═════ Extracted information ═════

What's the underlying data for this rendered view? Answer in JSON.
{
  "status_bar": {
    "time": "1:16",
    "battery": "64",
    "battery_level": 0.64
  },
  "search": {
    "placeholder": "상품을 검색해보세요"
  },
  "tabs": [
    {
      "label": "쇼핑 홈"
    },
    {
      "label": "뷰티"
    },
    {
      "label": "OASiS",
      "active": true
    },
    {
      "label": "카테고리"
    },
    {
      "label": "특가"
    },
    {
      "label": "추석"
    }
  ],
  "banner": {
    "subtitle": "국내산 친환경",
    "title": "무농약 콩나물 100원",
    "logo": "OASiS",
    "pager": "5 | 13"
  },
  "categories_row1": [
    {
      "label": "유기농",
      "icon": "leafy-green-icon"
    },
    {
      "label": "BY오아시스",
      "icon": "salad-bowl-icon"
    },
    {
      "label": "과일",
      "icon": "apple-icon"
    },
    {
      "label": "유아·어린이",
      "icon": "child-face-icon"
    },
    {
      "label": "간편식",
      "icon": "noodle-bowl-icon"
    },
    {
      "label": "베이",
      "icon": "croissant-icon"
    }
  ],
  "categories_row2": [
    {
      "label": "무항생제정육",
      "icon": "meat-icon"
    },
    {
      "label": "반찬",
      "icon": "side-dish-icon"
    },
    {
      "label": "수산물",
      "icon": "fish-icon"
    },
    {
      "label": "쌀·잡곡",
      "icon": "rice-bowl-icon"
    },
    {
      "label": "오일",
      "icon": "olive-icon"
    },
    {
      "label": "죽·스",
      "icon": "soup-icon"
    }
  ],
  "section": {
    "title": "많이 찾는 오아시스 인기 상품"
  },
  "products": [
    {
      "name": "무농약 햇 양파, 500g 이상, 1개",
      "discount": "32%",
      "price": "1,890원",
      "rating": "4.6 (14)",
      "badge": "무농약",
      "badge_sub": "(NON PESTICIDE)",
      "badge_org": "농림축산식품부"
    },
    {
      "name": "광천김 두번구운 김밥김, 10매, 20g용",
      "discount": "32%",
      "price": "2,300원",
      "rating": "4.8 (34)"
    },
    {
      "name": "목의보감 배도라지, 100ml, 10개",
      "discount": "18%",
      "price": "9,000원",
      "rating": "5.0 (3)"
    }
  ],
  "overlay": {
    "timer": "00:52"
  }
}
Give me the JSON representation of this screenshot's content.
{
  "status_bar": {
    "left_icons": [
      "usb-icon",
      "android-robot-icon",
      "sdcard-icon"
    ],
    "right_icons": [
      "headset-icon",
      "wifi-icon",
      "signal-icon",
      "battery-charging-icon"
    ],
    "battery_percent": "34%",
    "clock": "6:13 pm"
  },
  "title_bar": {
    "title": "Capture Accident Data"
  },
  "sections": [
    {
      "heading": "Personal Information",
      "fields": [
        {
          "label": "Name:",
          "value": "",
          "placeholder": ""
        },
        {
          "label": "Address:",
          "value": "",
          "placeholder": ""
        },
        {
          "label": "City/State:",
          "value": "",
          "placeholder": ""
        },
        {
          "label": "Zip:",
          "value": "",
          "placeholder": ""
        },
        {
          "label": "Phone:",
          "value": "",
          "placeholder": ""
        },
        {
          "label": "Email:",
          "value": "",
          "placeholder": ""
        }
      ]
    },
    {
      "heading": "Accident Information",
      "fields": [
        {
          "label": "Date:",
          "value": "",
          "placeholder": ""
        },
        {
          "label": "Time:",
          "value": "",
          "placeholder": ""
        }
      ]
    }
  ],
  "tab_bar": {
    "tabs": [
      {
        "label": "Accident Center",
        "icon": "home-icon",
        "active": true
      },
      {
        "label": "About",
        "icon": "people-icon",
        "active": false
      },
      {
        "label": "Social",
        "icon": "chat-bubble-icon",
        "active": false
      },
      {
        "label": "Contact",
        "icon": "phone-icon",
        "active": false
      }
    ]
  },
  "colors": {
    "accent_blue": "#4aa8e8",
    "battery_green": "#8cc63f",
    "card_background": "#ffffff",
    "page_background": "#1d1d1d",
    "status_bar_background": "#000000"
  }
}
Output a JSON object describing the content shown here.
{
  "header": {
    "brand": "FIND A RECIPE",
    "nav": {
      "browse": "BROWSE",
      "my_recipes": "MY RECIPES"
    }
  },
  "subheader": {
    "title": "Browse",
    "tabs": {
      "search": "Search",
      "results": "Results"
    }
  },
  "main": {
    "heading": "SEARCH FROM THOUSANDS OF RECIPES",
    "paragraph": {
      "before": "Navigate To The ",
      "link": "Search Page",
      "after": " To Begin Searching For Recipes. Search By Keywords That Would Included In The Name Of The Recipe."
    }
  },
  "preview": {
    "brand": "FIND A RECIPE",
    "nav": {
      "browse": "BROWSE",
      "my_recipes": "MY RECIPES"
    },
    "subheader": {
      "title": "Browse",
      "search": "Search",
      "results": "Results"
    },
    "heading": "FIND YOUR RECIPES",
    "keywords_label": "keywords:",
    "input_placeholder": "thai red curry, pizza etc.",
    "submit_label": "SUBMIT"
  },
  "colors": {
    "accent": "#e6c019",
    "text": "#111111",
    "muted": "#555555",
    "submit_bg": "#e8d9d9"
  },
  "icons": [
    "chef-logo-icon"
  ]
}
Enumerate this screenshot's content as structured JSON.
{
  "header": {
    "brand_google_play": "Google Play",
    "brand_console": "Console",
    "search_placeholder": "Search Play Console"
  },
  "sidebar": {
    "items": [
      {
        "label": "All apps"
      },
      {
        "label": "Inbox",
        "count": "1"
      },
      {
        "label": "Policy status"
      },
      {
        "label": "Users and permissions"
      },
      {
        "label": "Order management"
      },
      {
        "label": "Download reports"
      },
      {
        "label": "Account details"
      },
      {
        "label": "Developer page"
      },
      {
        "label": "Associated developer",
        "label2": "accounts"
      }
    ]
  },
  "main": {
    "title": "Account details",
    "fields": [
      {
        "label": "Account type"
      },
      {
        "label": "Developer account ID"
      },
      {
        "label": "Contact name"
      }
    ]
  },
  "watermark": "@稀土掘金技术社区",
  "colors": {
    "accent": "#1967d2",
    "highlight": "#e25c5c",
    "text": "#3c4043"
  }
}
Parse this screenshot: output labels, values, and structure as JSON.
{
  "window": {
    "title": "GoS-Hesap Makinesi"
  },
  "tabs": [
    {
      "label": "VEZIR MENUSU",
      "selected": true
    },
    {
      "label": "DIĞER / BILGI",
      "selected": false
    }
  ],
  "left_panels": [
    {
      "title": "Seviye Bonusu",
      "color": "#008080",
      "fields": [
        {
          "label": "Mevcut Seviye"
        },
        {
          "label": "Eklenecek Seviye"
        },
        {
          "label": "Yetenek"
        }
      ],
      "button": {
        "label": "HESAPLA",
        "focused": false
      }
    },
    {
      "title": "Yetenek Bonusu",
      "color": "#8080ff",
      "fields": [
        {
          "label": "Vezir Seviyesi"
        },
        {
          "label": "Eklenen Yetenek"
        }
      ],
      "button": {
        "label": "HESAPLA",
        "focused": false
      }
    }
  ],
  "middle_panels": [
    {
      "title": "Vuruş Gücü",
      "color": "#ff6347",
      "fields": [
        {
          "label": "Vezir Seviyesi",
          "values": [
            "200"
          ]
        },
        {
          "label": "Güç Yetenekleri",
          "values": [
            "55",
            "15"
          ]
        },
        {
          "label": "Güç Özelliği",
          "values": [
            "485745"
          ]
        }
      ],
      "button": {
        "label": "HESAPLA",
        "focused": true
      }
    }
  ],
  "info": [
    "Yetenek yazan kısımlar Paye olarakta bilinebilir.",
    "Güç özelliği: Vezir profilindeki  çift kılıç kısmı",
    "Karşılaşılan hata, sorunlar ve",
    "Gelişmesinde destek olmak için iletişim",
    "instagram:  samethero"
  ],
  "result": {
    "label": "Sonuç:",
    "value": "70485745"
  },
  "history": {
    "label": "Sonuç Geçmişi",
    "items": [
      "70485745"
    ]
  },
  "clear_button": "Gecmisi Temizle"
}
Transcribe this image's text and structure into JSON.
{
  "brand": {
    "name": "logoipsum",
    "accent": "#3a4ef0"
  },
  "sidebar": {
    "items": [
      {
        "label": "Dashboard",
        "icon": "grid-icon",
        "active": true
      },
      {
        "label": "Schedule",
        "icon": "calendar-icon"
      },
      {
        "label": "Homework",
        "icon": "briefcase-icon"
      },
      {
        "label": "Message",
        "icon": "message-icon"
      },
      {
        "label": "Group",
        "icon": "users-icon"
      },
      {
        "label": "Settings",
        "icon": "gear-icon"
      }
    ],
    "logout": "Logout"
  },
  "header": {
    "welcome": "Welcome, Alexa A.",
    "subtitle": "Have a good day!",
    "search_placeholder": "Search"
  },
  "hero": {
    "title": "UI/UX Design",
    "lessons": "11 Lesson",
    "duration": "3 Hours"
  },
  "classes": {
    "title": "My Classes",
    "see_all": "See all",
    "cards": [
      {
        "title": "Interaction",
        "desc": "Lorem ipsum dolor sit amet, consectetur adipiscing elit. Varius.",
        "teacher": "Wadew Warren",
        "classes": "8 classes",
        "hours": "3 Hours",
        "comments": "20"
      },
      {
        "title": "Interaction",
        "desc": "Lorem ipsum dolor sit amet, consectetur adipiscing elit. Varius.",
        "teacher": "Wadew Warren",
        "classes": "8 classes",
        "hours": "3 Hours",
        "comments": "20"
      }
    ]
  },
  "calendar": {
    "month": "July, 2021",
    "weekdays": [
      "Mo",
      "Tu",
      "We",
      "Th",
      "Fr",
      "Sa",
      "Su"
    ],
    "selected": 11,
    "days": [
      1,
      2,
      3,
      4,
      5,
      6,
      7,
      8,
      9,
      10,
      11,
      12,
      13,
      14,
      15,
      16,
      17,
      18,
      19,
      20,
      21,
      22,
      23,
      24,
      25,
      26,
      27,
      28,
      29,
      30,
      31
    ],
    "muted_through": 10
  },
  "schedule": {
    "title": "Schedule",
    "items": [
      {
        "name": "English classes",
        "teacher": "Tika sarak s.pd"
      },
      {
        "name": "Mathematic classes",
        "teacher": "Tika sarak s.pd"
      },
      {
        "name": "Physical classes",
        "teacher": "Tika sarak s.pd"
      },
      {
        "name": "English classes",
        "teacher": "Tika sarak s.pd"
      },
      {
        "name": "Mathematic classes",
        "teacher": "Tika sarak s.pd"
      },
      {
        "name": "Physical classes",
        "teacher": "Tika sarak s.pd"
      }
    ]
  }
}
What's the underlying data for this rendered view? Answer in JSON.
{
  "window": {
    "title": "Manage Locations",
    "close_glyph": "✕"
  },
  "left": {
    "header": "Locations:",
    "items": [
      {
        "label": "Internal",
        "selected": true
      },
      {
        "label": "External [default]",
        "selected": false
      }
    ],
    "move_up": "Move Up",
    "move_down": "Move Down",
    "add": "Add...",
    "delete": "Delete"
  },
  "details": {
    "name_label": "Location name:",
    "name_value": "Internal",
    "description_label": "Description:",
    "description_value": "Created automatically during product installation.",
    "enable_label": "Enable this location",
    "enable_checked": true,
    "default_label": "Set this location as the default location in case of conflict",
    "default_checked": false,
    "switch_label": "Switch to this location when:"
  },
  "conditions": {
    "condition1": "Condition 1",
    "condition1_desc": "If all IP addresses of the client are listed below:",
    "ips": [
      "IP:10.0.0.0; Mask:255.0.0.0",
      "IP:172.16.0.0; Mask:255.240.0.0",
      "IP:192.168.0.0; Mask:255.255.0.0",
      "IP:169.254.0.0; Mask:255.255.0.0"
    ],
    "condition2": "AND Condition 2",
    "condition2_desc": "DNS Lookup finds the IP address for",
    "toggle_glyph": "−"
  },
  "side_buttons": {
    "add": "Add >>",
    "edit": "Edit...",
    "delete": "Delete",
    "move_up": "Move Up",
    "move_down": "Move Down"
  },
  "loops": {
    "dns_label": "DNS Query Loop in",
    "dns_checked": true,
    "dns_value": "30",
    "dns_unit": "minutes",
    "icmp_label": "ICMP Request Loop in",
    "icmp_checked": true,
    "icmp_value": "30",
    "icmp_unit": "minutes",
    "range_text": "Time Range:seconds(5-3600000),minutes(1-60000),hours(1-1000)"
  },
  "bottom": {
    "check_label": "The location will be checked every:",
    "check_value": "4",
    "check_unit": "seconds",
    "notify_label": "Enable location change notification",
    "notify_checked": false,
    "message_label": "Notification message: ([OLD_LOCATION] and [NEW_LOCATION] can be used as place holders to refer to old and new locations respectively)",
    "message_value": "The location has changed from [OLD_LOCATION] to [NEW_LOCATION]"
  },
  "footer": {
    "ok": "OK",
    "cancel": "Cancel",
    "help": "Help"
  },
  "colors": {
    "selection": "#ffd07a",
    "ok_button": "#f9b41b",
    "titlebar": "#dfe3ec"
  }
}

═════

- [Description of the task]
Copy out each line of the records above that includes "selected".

- [Exercise output]
      "selected": true
      "selected": false
    "selected": 11,
        "selected": true
        "selected": false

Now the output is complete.